- What is needed: Across the entries, count the lines that include "subtitle" and report only that number.

---------- Extracted information

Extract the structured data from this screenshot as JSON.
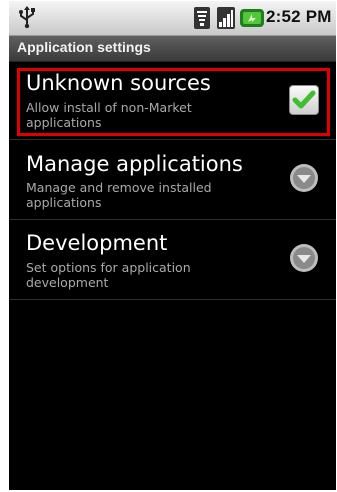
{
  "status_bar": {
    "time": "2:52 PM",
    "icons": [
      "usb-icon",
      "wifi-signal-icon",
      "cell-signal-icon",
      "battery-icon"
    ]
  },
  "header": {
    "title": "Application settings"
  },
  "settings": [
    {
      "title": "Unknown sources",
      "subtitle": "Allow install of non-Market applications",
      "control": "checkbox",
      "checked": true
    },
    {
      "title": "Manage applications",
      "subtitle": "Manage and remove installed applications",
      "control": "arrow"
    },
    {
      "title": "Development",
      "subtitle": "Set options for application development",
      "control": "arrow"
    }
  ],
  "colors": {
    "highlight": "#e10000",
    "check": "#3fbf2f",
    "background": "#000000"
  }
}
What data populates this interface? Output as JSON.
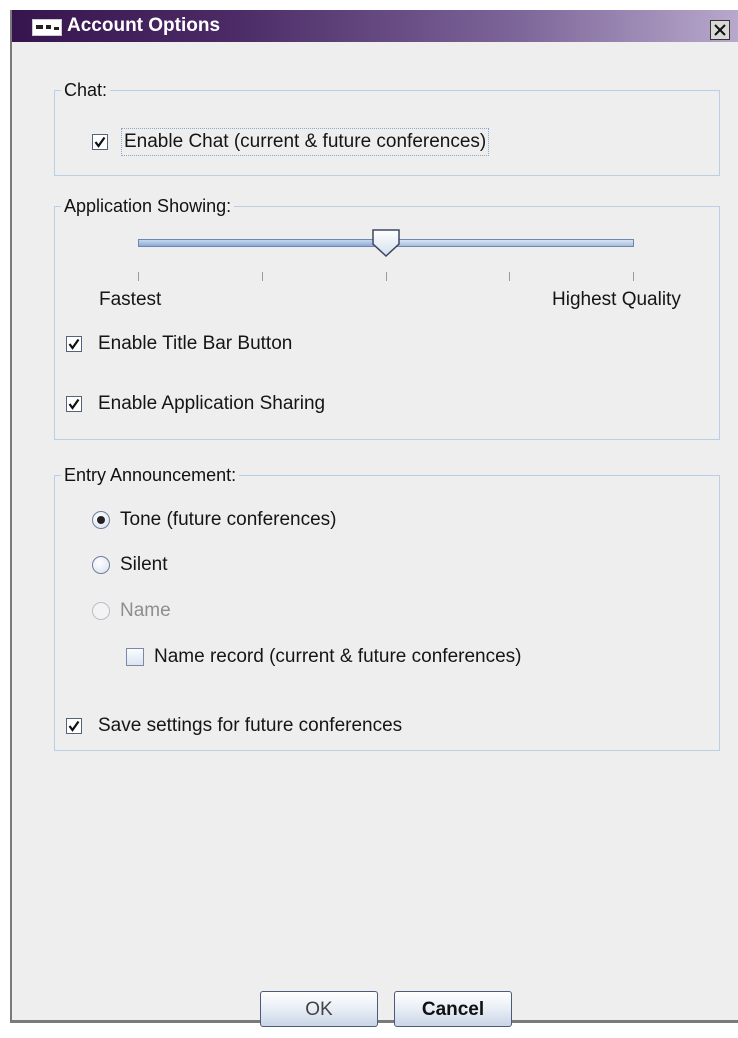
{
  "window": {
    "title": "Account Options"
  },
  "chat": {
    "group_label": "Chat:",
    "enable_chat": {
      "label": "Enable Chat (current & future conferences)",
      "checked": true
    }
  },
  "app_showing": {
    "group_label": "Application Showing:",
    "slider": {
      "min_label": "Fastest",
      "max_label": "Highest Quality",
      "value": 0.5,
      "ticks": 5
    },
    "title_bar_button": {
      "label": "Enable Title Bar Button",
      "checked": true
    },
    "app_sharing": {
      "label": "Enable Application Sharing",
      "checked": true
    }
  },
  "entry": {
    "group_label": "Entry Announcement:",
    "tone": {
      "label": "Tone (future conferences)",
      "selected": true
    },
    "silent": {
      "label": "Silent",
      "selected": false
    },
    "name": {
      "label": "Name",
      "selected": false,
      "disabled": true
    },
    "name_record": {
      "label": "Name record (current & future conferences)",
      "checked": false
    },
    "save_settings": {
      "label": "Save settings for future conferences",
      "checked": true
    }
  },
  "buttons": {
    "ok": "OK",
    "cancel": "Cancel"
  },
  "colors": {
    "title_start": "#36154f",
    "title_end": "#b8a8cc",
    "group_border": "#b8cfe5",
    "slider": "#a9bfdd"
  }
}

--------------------
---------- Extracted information

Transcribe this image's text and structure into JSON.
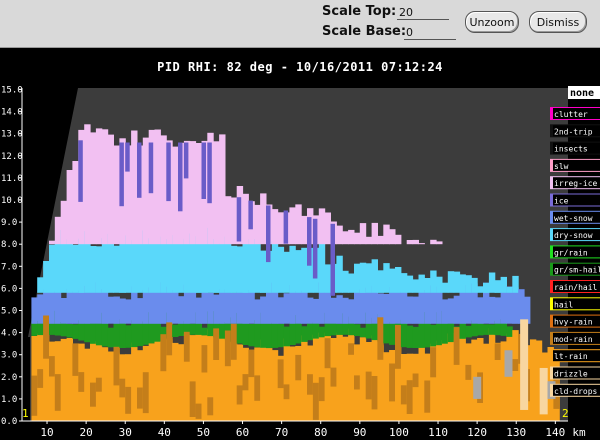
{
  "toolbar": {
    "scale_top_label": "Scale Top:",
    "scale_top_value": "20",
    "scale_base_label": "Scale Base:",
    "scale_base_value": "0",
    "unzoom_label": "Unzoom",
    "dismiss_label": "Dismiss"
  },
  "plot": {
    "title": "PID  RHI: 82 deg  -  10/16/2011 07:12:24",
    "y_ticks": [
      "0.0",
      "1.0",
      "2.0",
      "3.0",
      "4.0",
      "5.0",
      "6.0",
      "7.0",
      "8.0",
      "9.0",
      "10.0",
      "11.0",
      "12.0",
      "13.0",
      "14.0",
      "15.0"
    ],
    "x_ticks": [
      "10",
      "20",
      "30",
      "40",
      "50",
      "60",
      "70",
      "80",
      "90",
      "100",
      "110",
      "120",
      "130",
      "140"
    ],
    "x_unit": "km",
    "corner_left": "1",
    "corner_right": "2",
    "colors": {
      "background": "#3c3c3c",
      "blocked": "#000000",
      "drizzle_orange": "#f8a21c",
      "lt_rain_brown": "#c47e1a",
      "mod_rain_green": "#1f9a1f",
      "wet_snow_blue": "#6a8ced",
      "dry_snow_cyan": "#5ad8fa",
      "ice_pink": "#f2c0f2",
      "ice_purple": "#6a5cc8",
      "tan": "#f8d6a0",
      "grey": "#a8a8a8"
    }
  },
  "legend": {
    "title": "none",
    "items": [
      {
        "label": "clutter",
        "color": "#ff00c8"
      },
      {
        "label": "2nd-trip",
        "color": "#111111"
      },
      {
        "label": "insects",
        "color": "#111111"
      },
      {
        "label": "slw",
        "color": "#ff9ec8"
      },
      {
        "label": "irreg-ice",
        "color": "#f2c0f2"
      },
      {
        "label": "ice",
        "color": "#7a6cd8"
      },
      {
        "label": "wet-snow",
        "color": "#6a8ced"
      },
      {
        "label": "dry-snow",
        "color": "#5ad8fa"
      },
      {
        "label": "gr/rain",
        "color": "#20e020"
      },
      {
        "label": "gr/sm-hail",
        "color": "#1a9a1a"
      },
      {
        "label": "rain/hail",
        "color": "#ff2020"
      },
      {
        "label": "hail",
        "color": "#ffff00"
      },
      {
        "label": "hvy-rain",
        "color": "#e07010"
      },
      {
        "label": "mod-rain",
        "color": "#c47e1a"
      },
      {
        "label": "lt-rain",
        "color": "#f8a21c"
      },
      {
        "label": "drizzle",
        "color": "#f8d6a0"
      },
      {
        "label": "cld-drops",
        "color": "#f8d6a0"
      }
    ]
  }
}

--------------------
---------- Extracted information

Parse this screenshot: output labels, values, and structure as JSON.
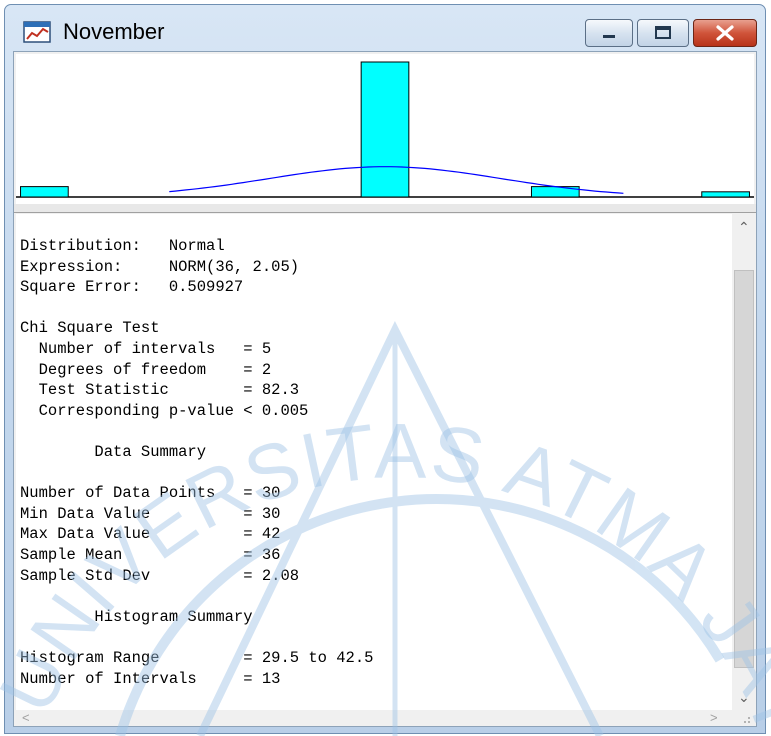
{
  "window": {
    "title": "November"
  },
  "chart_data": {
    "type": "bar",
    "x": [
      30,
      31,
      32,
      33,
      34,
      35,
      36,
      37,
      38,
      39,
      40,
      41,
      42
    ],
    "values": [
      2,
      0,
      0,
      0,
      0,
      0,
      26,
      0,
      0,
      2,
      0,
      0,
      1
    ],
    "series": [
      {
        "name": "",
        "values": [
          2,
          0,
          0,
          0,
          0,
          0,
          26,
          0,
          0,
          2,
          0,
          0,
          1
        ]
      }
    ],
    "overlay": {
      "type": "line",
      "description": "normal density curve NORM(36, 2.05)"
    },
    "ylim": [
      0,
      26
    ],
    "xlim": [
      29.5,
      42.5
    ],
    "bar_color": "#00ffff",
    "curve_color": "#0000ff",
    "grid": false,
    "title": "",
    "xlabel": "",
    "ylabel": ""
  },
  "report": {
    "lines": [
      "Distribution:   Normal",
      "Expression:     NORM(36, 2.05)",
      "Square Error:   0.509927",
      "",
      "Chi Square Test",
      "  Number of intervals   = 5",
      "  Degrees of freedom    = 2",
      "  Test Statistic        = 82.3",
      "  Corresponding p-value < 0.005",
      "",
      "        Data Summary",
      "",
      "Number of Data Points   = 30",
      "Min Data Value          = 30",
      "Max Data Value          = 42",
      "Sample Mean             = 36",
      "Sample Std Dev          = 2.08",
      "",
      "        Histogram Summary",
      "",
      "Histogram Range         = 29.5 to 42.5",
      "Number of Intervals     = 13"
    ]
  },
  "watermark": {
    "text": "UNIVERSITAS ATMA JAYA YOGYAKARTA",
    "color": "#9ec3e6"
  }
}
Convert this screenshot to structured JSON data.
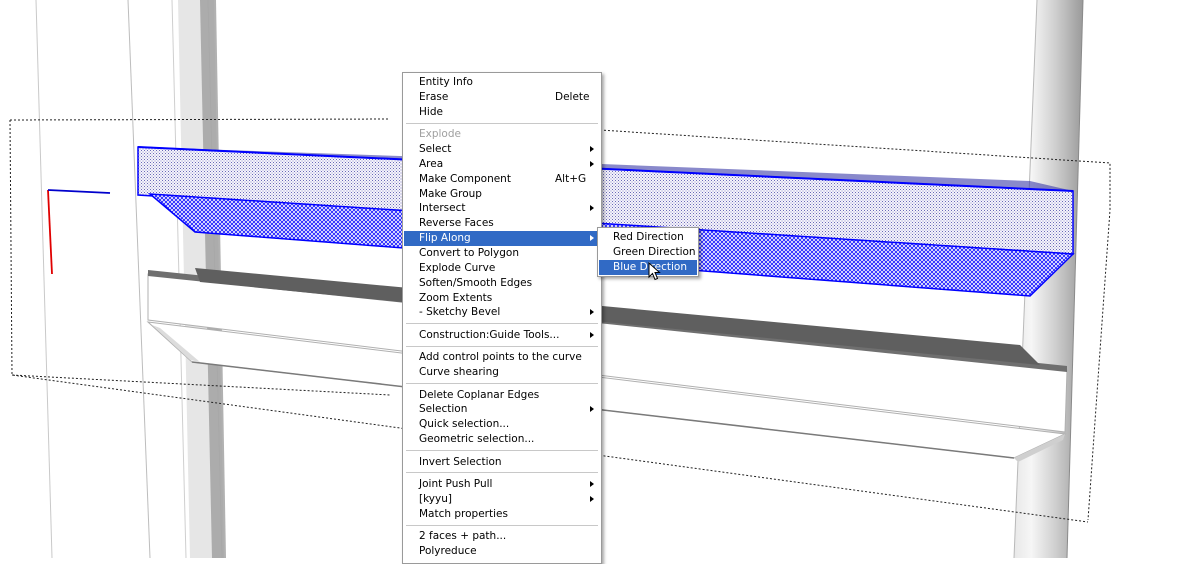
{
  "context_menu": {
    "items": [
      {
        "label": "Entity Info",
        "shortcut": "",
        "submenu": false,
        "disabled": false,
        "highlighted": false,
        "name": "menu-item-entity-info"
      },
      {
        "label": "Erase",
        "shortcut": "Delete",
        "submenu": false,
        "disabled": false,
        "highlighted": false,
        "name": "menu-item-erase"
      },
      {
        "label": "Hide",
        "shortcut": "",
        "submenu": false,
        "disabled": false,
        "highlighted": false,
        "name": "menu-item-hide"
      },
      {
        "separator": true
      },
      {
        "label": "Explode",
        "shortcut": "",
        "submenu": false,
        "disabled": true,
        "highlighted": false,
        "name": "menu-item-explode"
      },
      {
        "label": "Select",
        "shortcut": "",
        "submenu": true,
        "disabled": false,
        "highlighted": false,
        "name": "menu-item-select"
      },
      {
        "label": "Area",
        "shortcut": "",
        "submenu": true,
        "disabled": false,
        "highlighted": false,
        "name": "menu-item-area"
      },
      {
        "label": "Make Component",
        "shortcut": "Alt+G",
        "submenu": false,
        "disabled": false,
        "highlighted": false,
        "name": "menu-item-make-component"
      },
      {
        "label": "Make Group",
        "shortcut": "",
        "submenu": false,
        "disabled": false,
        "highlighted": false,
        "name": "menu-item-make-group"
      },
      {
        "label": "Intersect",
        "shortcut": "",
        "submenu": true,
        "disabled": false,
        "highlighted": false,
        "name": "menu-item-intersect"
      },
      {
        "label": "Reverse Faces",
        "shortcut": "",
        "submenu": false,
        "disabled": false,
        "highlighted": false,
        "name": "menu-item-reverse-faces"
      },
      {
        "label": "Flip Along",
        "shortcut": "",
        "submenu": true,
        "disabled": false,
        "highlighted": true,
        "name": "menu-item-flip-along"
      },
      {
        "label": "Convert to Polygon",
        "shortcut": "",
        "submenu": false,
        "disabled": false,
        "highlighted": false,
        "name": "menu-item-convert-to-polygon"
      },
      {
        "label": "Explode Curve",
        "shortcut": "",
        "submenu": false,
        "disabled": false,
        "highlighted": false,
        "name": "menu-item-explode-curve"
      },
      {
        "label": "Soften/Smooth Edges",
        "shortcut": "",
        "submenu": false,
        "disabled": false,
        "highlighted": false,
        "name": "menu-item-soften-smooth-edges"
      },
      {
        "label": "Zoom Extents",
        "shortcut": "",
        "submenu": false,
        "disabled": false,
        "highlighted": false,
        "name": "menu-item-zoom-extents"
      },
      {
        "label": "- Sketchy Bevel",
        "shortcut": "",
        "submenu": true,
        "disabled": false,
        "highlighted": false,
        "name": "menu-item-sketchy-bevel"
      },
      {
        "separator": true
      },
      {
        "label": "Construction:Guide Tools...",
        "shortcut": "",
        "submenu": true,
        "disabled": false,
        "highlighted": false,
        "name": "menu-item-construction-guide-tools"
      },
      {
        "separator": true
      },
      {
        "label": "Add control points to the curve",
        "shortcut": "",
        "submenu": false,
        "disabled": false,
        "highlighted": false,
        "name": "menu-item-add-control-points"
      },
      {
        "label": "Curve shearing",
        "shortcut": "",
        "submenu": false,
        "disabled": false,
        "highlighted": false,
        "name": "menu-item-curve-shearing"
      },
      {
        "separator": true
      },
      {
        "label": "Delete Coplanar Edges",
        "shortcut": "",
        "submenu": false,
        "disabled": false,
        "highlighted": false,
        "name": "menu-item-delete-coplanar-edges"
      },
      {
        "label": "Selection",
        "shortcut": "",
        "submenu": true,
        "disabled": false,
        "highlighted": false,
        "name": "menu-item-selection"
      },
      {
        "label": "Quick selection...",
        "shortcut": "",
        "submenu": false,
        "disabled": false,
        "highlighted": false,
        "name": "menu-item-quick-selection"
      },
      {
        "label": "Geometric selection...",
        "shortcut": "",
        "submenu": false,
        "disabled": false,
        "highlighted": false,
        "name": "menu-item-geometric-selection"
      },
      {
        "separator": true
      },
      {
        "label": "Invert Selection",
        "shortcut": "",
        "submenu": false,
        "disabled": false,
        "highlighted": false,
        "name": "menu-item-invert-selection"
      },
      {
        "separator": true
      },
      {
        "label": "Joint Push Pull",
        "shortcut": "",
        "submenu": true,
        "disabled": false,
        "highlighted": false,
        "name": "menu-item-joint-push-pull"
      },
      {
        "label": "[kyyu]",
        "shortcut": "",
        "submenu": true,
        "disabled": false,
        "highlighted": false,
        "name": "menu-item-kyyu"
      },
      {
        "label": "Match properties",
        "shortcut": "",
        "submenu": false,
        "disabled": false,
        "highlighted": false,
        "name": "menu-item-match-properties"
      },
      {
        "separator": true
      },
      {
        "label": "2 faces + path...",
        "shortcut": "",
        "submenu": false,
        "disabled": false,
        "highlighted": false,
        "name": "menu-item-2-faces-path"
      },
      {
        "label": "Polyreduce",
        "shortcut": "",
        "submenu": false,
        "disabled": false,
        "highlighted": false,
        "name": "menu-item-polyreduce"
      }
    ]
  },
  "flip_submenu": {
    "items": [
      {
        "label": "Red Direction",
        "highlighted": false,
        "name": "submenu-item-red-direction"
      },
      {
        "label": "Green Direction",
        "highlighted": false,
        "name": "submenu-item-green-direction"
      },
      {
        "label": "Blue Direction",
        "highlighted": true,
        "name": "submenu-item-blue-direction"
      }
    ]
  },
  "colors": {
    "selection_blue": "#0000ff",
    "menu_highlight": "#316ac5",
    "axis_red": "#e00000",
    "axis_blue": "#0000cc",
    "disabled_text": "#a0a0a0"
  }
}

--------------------

- Task solution: 3